The NHS is at a critical state – in England A&E waiting times reached levels not seen in the last decade over the winter. Chief executive of NHS England, Simon Stevens has said if nothing changes “we’ll run into the sand.” GPs have been lamenting the lack of funding they’ve received and the increase on their workload – the NHS simply cannot continue the way it has in the past.
However, there are a large number of healthcare professionals expected to be in surplus over the coming years and who it seems have finally found their voice and are stating their worth to the healthcare sector – pharmacists.
Making noise is the least of their problems from what I’ve found out over the last few months – achieving recognition as a viable reputable healthcare professional as part of the primary care sector seems to be the issue.
Ask most people what primary care is and you’ll more times that not receive the same answer, GPs. But it’s not and never has been – primary care includes pharmacists, dentists, optometrists, and nurses to name a few. It can be argued GPs are rather good at PR – I’ve even had the head of the much maligned care.data programme refer to primary care and talk about just GPs.

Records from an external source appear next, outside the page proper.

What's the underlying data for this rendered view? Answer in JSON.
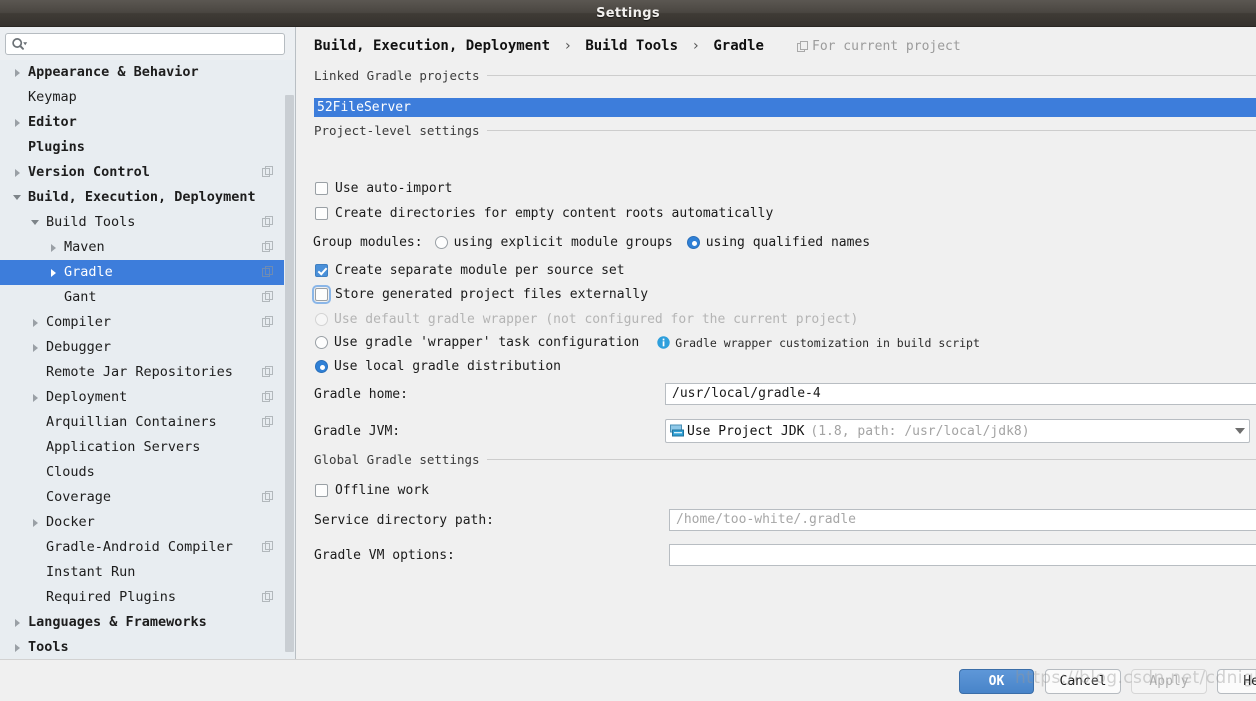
{
  "window": {
    "title": "Settings"
  },
  "search": {
    "value": "",
    "placeholder": "",
    "icon": "search-icon"
  },
  "sidebar": {
    "items": [
      {
        "label": "Appearance & Behavior",
        "indent": 0,
        "arrow": "closed",
        "bold": true,
        "badge": false,
        "selected": false
      },
      {
        "label": "Keymap",
        "indent": 0,
        "arrow": "none",
        "bold": false,
        "badge": false,
        "selected": false
      },
      {
        "label": "Editor",
        "indent": 0,
        "arrow": "closed",
        "bold": true,
        "badge": false,
        "selected": false
      },
      {
        "label": "Plugins",
        "indent": 0,
        "arrow": "none",
        "bold": true,
        "badge": false,
        "selected": false
      },
      {
        "label": "Version Control",
        "indent": 0,
        "arrow": "closed",
        "bold": true,
        "badge": true,
        "selected": false
      },
      {
        "label": "Build, Execution, Deployment",
        "indent": 0,
        "arrow": "open",
        "bold": true,
        "badge": false,
        "selected": false
      },
      {
        "label": "Build Tools",
        "indent": 1,
        "arrow": "open",
        "bold": false,
        "badge": true,
        "selected": false
      },
      {
        "label": "Maven",
        "indent": 2,
        "arrow": "closed",
        "bold": false,
        "badge": true,
        "selected": false
      },
      {
        "label": "Gradle",
        "indent": 2,
        "arrow": "closed",
        "bold": false,
        "badge": true,
        "selected": true
      },
      {
        "label": "Gant",
        "indent": 2,
        "arrow": "none",
        "bold": false,
        "badge": true,
        "selected": false
      },
      {
        "label": "Compiler",
        "indent": 1,
        "arrow": "closed",
        "bold": false,
        "badge": true,
        "selected": false
      },
      {
        "label": "Debugger",
        "indent": 1,
        "arrow": "closed",
        "bold": false,
        "badge": false,
        "selected": false
      },
      {
        "label": "Remote Jar Repositories",
        "indent": 1,
        "arrow": "none",
        "bold": false,
        "badge": true,
        "selected": false
      },
      {
        "label": "Deployment",
        "indent": 1,
        "arrow": "closed",
        "bold": false,
        "badge": true,
        "selected": false
      },
      {
        "label": "Arquillian Containers",
        "indent": 1,
        "arrow": "none",
        "bold": false,
        "badge": true,
        "selected": false
      },
      {
        "label": "Application Servers",
        "indent": 1,
        "arrow": "none",
        "bold": false,
        "badge": false,
        "selected": false
      },
      {
        "label": "Clouds",
        "indent": 1,
        "arrow": "none",
        "bold": false,
        "badge": false,
        "selected": false
      },
      {
        "label": "Coverage",
        "indent": 1,
        "arrow": "none",
        "bold": false,
        "badge": true,
        "selected": false
      },
      {
        "label": "Docker",
        "indent": 1,
        "arrow": "closed",
        "bold": false,
        "badge": false,
        "selected": false
      },
      {
        "label": "Gradle-Android Compiler",
        "indent": 1,
        "arrow": "none",
        "bold": false,
        "badge": true,
        "selected": false
      },
      {
        "label": "Instant Run",
        "indent": 1,
        "arrow": "none",
        "bold": false,
        "badge": false,
        "selected": false
      },
      {
        "label": "Required Plugins",
        "indent": 1,
        "arrow": "none",
        "bold": false,
        "badge": true,
        "selected": false
      },
      {
        "label": "Languages & Frameworks",
        "indent": 0,
        "arrow": "closed",
        "bold": true,
        "badge": false,
        "selected": false
      },
      {
        "label": "Tools",
        "indent": 0,
        "arrow": "closed",
        "bold": true,
        "badge": false,
        "selected": false
      }
    ]
  },
  "main": {
    "breadcrumb": [
      "Build, Execution, Deployment",
      "Build Tools",
      "Gradle"
    ],
    "breadcrumb_separator": "›",
    "for_current_project": "For current project",
    "groups": {
      "linked": "Linked Gradle projects",
      "project_level": "Project-level settings",
      "global": "Global Gradle settings"
    },
    "linked_project": "52FileServer",
    "options": {
      "use_auto_import": {
        "label": "Use auto-import",
        "checked": false
      },
      "create_directories": {
        "label": "Create directories for empty content roots automatically",
        "checked": false
      },
      "group_modules_label": "Group modules:",
      "group_explicit": {
        "label": "using explicit module groups",
        "checked": false
      },
      "group_qualified": {
        "label": "using qualified names",
        "checked": true
      },
      "separate_module": {
        "label": "Create separate module per source set",
        "checked": true
      },
      "store_externally": {
        "label": "Store generated project files externally",
        "checked": false,
        "focused": true
      },
      "default_wrapper": {
        "label": "Use default gradle wrapper (not configured for the current project)",
        "checked": false,
        "disabled": true
      },
      "wrapper_task": {
        "label": "Use gradle 'wrapper' task configuration",
        "checked": false
      },
      "wrapper_hint": "Gradle wrapper customization in build script",
      "local_distribution": {
        "label": "Use local gradle distribution",
        "checked": true
      },
      "offline_work": {
        "label": "Offline work",
        "checked": false
      }
    },
    "fields": {
      "gradle_home_label": "Gradle home:",
      "gradle_home_value": "/usr/local/gradle-4",
      "gradle_jvm_label": "Gradle JVM:",
      "gradle_jvm_value": "Use Project JDK",
      "gradle_jvm_detail": "(1.8, path: /usr/local/jdk8)",
      "service_dir_label": "Service directory path:",
      "service_dir_value": "/home/too-white/.gradle",
      "vm_options_label": "Gradle VM options:",
      "vm_options_value": ""
    }
  },
  "footer": {
    "ok": "OK",
    "cancel": "Cancel",
    "apply": "Apply",
    "help": "Hel"
  },
  "watermark": "https://blog.csdn.net/cdnight",
  "colors": {
    "selection": "#3d7ddb",
    "accent": "#4a90d9",
    "titlebar": "#443f3a",
    "sidebar_bg": "#e8edf1",
    "panel_bg": "#f0f0f0"
  }
}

Trying to break through the jargon of the NHS is hard enough after the former Health Secretary’s Andrew Lansley’s much maligned Health & Social Care Act – responsible for the majority of current NHS organisations – but spare a thought for pharmacists who are trying to improve health inequalities in their local areas and being swamped by bureaucracy after bureaucracy.
I exclusively reported how pharmacists are struggling to be involved in the Better Care Fund due to masses of red tape and poor links between Health and Wellbeing Boards – sadly it’s not limited to just one area of the country. Speaking to different local pharmaceutical committees, the same line seemed to be replayed, with pharmacists struggling to be seen on a level footing with their primary care peers. One chair told me pharmacists in his patch had to “toe the line” according to the direction of his GP-influenced clinical commissioning group. It would be crass to assume this is happening in every area but there is clearly something holding back pharmacists from being able to prove their worth.
As I said earlier, pharmacists are a group of professionals expected to be in surplus over the coming years. It’s clearly common (and business) sense to allow pharmacists to play more of a role in primary care when the healthcare sector is coming under more and more pressure with an ageing population with multiple long-term conditions. But when they can’t even access summary care records* of patients what can they do? Pharmacists both need and want to do more to ease the pressures on the service?
So why is nobody paying them enough attention and letting them help the NHS more?
*currently pilots are being held to allow pharmacists access to parts of the summary care records.
Written by Carlisle Baker-Jackson